Project: “Emergence” – Public Art Sculpture
Funding Received: $20,000
A Caterpillar Trencher used in the building of the Alaska Highway has been transformed into a public art sculpture, titled “Emergence”. Emergence seeks to reflect the history of the Peace-Liard’s Indigenous and non-Indigenous people and to emblemize a community moving together toward a deeper understanding of both.
The project provided a unique opportunity for artists in the community to work with internationally renowned Indigenous artist, Brian Jungen. The project brought together both Indigenous and non-Indigenous artists in a truly meaningful way, and the emphasis of indigenous perspective greatly strengthened the power of the sculpture. The aim was to use the historic artifact as a shared canvas where artists could express their individual experiences side by side. Emergence celebrates difference. The public art project has helped build relationships between communities, artists and the partnering organizations and indigenous groups.
“Emergence” is now permanently displayed at the National Alberta Railway (NAR) Park in Dawson Creek, BC, which also houses the Dawson Creek Art Gallery and The Dawson Creek Station Museum. It is a prime location, marking Mile Zero of the Alaska Highway. Northern Trails Historical Society partnered with the Peace Liard Regional Arts Council to apply for BC | Canada 150 funding, and with the City of Dawson Creek to provide a permanent location and in-kind contributions of site set-up and vegetation.
The public art project not only evokes the complex layers of history that grew out of this piece of machinery, but that it also highlights the idea of new growth and moving together in positive ways toward our collective future.
Emergence: displays several lines of poetry and quotes:
1. Translated from Cree, the following line expresses the experience of bulldozers coming through Indigenous camps: “Giant kettles are coming through the bush, and they leave a trail where nothing grows.”
2. Cut into the boom of the sculpture are lines from Helen Knott’s poem, “Dear Prime Minister: this poet has something to say to you about Indigenous rights.” The full poem, which was made into a video, can be viewed online here »

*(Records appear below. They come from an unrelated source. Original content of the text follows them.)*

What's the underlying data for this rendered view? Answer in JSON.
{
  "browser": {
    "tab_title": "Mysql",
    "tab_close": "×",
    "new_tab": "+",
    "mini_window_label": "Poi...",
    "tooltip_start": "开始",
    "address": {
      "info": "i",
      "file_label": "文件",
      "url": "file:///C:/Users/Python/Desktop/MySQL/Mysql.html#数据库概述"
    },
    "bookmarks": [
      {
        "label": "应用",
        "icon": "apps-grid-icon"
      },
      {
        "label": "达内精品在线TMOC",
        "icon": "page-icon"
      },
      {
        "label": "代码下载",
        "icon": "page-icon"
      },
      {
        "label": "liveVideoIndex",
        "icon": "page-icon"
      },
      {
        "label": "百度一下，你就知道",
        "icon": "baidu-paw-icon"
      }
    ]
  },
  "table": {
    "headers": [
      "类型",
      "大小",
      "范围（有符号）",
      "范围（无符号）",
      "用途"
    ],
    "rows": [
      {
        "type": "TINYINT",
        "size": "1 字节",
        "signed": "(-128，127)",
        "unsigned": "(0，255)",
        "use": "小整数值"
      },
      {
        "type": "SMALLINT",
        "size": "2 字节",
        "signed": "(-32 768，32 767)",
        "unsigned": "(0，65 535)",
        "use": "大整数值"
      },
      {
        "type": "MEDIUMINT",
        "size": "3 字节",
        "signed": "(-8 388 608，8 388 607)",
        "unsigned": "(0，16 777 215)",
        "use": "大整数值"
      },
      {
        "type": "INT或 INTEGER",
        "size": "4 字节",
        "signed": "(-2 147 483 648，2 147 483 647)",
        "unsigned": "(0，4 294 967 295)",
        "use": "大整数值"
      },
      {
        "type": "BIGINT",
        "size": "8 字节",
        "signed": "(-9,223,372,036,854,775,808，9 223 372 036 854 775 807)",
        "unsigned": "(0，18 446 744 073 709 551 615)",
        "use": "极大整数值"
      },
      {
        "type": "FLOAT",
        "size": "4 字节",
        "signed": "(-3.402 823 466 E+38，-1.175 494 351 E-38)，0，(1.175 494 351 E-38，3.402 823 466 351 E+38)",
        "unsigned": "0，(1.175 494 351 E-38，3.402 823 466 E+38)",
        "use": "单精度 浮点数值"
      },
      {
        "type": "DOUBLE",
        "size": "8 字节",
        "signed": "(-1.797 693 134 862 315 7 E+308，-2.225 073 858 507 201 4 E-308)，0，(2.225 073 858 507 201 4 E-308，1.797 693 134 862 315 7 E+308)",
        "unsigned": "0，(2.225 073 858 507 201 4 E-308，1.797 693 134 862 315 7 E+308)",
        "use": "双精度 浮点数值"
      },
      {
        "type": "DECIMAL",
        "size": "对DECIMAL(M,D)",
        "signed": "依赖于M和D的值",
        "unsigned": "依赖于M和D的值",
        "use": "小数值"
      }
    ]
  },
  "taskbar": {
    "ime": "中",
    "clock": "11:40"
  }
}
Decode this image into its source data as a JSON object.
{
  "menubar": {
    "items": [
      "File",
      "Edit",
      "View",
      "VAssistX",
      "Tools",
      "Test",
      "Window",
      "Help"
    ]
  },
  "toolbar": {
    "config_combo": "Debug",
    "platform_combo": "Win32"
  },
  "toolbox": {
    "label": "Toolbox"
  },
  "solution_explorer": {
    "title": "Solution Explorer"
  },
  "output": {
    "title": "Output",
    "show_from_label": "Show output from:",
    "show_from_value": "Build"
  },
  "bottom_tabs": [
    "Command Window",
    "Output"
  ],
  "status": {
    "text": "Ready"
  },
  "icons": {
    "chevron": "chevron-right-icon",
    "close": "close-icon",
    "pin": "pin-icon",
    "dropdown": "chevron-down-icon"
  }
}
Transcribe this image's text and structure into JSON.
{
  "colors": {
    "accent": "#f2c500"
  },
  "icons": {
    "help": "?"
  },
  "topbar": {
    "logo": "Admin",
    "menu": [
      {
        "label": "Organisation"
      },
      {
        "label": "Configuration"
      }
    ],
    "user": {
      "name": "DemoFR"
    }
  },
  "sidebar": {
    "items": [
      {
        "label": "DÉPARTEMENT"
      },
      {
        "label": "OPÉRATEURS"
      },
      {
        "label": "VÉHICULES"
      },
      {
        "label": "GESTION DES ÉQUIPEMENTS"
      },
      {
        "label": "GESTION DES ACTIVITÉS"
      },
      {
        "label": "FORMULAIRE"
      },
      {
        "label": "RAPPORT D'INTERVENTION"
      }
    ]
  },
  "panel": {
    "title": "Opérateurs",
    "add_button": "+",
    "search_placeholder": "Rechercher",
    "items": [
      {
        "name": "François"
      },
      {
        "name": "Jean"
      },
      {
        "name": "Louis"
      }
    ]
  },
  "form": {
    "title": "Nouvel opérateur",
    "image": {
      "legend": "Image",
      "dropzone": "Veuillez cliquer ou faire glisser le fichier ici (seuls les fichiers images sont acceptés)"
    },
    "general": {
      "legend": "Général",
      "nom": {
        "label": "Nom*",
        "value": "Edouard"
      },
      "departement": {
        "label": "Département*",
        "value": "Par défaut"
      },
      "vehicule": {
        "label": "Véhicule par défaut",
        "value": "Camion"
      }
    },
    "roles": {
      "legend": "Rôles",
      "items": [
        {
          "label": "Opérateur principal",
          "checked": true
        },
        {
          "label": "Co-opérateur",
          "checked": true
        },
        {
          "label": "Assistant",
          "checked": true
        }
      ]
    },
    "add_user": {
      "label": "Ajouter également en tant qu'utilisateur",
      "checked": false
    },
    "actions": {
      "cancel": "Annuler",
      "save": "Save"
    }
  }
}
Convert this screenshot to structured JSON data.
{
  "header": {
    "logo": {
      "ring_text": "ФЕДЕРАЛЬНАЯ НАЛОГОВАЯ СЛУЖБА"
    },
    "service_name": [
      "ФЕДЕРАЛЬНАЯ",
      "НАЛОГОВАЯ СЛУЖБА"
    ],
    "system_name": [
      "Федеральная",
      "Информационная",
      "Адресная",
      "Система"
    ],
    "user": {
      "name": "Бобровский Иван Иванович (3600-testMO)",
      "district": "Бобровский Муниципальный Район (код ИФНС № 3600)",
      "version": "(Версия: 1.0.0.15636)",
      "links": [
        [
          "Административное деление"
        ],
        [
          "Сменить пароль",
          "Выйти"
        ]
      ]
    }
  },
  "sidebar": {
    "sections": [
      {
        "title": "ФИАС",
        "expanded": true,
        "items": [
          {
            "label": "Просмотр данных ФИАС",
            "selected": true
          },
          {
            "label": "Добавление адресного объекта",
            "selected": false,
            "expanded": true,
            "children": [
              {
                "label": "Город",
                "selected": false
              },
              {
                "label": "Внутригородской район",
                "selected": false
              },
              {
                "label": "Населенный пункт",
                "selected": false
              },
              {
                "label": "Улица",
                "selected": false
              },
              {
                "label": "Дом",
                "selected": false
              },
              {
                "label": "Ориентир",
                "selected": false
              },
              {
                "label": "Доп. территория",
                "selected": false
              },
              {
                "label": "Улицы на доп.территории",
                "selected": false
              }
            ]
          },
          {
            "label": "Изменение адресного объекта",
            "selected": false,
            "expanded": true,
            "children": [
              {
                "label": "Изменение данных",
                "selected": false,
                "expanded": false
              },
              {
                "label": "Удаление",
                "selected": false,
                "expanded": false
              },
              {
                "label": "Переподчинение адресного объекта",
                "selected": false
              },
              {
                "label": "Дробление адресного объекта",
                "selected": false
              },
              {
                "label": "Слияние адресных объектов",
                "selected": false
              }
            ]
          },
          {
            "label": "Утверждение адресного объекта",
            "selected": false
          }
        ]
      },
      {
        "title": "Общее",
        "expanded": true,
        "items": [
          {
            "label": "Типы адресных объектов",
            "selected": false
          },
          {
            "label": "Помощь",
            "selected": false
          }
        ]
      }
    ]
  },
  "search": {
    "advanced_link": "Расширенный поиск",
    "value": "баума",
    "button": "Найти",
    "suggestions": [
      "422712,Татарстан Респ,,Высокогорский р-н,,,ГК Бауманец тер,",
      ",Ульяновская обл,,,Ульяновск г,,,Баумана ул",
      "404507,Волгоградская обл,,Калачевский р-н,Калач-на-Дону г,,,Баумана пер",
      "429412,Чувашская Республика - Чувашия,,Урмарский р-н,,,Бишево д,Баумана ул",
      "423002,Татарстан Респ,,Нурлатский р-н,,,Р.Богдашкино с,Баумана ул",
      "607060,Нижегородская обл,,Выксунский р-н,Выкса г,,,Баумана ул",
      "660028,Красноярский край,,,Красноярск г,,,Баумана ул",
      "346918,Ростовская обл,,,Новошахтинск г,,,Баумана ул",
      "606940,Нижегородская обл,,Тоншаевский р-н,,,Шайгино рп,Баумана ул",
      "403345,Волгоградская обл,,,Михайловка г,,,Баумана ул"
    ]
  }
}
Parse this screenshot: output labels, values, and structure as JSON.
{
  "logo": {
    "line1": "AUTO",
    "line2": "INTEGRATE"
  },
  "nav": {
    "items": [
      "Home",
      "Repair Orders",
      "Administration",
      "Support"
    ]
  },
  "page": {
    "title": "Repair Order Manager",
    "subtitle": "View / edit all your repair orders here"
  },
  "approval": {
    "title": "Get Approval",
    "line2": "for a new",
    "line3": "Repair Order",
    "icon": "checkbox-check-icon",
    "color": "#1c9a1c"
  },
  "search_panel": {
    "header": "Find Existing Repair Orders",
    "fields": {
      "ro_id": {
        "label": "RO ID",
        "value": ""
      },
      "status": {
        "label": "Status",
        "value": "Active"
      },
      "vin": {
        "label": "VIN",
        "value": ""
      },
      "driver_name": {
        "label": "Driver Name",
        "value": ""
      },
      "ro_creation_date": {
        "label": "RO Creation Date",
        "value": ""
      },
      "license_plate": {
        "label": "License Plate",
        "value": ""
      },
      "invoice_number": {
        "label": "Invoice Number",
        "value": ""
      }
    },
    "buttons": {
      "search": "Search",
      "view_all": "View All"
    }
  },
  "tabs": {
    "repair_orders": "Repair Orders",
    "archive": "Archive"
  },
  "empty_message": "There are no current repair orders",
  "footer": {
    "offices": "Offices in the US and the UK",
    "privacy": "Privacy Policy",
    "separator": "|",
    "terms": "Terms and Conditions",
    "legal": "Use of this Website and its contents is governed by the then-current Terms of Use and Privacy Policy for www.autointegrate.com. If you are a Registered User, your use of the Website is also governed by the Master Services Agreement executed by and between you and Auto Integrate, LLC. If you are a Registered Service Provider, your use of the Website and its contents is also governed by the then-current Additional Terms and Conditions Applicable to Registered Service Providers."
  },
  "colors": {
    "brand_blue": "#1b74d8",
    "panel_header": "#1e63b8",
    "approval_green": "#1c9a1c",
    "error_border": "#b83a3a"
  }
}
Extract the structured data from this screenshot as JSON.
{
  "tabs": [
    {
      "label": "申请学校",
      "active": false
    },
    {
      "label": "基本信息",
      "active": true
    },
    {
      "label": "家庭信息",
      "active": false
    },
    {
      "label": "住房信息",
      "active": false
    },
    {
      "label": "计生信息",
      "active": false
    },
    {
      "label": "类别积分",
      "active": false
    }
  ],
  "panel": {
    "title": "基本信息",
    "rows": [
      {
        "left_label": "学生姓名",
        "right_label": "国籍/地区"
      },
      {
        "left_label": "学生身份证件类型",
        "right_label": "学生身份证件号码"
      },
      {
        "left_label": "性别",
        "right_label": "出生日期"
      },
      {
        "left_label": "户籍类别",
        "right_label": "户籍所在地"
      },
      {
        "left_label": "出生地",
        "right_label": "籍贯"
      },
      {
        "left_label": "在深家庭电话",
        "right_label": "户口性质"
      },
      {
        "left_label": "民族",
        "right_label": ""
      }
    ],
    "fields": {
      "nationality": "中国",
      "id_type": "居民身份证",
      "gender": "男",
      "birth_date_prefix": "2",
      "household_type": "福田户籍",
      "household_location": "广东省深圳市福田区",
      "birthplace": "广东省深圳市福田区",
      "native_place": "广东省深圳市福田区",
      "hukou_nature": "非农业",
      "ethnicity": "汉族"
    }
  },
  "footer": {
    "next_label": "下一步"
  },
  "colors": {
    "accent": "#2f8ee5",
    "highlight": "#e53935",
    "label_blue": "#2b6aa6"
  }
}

3. The following lines were written by Dean Mattson: “Am I integral or just turning a useless little wheel / Come see what pretty thing from ugliness grew.” From these provocative words, many meanings may emerge, depending on the unique perspectives and experiences of those who read them.